- _Problem details_:
All that is needed is each line of the entries holding the word "Contact", copied as it stands.

** Data for the task follows **

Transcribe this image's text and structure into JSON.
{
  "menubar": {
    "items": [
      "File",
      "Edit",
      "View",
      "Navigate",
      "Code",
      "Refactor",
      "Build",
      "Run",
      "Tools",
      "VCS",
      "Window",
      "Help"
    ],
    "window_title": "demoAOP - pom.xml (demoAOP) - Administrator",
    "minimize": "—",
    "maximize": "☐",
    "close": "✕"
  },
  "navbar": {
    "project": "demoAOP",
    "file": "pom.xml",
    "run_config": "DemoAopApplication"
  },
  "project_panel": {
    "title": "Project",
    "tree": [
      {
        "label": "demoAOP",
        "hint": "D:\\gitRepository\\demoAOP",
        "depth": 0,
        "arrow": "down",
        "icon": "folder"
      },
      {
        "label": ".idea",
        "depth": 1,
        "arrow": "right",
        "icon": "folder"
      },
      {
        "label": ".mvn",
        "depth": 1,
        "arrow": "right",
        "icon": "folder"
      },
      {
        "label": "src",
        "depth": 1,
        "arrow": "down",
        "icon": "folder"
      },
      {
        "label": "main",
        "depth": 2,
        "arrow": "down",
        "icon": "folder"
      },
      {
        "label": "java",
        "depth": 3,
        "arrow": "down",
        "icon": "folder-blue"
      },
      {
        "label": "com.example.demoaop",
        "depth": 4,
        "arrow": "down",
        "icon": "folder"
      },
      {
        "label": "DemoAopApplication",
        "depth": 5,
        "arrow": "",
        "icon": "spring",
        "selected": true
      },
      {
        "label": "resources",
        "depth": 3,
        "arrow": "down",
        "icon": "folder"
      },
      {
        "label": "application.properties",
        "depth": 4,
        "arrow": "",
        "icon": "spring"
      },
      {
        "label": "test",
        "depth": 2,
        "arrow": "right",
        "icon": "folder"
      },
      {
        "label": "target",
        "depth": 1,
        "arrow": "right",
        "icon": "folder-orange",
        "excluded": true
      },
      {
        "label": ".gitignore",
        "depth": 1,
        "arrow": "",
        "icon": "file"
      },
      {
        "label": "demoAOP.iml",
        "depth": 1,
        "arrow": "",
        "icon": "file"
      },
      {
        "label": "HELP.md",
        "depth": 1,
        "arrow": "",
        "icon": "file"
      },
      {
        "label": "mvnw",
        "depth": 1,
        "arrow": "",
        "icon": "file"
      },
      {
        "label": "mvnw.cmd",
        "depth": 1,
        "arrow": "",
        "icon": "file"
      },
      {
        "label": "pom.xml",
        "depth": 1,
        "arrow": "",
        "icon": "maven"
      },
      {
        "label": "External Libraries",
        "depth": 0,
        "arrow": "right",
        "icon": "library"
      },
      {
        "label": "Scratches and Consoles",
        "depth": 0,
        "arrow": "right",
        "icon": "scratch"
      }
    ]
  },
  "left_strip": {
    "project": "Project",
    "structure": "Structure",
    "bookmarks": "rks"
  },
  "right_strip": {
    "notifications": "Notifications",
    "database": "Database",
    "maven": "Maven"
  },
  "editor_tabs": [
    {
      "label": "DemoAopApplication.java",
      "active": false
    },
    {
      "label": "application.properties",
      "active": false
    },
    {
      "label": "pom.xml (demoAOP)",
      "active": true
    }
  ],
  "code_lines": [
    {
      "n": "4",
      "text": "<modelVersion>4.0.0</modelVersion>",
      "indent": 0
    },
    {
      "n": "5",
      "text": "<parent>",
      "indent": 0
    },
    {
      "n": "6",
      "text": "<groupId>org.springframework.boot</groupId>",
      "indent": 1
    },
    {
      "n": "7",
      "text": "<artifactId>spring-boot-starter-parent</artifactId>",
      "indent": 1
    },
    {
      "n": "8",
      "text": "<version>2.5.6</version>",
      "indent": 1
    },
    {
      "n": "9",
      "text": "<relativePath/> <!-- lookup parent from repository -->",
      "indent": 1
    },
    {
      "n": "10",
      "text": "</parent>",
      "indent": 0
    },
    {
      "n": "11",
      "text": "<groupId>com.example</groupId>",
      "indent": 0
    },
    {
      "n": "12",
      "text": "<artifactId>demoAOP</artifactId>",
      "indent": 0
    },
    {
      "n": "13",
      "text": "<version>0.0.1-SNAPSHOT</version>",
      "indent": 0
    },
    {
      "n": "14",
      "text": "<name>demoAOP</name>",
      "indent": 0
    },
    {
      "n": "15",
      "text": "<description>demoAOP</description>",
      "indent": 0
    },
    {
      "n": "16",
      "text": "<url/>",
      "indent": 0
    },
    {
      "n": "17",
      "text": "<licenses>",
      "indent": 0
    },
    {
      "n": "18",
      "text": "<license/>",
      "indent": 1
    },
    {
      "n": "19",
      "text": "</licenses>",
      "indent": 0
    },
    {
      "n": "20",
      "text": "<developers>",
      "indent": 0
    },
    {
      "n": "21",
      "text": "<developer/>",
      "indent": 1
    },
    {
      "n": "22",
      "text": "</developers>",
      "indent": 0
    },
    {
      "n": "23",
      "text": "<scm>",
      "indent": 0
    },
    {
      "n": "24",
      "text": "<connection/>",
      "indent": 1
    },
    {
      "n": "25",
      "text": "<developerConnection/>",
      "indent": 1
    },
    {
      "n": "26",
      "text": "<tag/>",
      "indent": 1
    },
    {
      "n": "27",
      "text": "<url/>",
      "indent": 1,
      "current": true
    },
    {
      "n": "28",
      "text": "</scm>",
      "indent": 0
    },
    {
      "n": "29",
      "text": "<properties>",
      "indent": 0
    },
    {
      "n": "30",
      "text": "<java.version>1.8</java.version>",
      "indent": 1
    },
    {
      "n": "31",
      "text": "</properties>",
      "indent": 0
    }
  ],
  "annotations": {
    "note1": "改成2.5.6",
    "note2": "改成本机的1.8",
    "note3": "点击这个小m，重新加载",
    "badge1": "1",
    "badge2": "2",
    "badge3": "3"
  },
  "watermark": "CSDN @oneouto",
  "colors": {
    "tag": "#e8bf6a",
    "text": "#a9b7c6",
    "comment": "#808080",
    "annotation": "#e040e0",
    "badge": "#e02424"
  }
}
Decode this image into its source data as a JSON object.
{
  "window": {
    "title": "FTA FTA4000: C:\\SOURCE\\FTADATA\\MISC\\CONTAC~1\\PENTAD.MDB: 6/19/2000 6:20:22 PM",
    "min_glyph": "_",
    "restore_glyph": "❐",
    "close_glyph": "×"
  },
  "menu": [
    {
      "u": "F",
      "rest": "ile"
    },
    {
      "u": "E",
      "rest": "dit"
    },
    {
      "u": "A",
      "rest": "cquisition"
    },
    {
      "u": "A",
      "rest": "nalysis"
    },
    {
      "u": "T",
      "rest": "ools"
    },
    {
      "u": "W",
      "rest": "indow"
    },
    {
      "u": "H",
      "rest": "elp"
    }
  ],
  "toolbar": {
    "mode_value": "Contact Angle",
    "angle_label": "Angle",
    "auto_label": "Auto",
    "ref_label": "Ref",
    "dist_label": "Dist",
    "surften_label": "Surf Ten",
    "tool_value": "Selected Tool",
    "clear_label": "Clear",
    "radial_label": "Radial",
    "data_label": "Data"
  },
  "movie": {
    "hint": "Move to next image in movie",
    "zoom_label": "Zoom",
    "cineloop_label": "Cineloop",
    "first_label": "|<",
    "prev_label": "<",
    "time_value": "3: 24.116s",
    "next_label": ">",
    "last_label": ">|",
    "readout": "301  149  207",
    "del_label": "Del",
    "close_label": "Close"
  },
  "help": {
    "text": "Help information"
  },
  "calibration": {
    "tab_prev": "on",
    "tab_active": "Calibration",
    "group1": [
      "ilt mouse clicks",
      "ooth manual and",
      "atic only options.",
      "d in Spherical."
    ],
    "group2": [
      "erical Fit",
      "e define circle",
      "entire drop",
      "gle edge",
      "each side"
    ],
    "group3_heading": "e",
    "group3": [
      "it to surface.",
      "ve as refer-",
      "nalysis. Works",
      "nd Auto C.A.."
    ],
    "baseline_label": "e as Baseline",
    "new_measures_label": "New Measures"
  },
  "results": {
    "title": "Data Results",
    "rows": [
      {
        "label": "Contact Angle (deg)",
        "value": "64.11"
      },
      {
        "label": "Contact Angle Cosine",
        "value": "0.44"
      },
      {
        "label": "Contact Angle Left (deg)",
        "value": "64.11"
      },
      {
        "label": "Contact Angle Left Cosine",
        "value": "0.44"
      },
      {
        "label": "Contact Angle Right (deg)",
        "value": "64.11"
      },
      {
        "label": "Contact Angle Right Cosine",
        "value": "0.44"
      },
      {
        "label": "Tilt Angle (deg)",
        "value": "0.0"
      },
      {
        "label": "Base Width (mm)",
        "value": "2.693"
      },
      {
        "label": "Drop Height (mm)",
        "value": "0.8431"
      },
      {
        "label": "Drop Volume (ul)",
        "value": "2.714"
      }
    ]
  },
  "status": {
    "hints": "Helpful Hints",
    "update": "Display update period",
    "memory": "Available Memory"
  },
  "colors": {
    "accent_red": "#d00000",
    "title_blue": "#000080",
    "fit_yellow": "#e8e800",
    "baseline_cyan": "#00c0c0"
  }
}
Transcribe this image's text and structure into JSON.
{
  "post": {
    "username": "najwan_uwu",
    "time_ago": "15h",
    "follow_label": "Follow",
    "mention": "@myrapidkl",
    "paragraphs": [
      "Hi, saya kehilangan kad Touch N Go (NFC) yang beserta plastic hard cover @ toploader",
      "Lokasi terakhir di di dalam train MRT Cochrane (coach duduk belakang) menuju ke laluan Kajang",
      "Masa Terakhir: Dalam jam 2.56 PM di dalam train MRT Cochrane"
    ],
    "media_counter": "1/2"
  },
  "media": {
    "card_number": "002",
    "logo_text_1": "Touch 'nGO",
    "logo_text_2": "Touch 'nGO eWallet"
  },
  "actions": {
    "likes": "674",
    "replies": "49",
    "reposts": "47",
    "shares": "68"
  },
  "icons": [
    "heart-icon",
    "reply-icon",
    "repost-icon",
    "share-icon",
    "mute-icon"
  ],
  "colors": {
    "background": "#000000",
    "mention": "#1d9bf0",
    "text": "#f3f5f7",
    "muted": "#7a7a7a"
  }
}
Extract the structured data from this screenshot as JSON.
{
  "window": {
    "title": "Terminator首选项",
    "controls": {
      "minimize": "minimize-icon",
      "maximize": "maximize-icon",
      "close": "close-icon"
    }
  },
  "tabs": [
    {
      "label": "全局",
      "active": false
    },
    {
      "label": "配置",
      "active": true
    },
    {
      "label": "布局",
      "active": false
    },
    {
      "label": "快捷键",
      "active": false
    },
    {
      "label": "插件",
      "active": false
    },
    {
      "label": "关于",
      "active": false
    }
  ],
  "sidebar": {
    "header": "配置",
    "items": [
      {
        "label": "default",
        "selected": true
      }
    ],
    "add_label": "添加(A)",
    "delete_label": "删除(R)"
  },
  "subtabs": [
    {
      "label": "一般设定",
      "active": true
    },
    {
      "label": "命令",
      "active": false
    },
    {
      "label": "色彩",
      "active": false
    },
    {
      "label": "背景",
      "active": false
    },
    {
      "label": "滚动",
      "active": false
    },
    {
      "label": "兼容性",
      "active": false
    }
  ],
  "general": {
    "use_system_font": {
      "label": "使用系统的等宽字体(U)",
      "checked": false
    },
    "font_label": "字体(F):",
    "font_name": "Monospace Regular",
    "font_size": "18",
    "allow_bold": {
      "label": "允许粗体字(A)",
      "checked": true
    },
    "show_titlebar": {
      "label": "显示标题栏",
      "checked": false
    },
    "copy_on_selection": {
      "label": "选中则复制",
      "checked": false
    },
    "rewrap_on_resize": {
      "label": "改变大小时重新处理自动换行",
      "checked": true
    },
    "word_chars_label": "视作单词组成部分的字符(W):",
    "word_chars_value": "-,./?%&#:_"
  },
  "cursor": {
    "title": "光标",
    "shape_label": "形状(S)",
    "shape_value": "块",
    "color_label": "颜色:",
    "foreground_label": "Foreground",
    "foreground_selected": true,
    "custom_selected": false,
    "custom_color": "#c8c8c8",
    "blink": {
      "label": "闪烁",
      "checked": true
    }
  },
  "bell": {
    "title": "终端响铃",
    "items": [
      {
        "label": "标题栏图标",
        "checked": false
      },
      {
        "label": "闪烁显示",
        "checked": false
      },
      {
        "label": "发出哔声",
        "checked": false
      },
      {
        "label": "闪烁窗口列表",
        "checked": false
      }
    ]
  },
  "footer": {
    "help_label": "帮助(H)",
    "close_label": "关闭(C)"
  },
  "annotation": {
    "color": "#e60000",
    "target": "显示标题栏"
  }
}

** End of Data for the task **

- _Answer for the task_:
    "mode_value": "Contact Angle",
        "label": "Contact Angle (deg)",
        "label": "Contact Angle Cosine",
        "label": "Contact Angle Left (deg)",
        "label": "Contact Angle Left Cosine",
        "label": "Contact Angle Right (deg)",
        "label": "Contact Angle Right Cosine",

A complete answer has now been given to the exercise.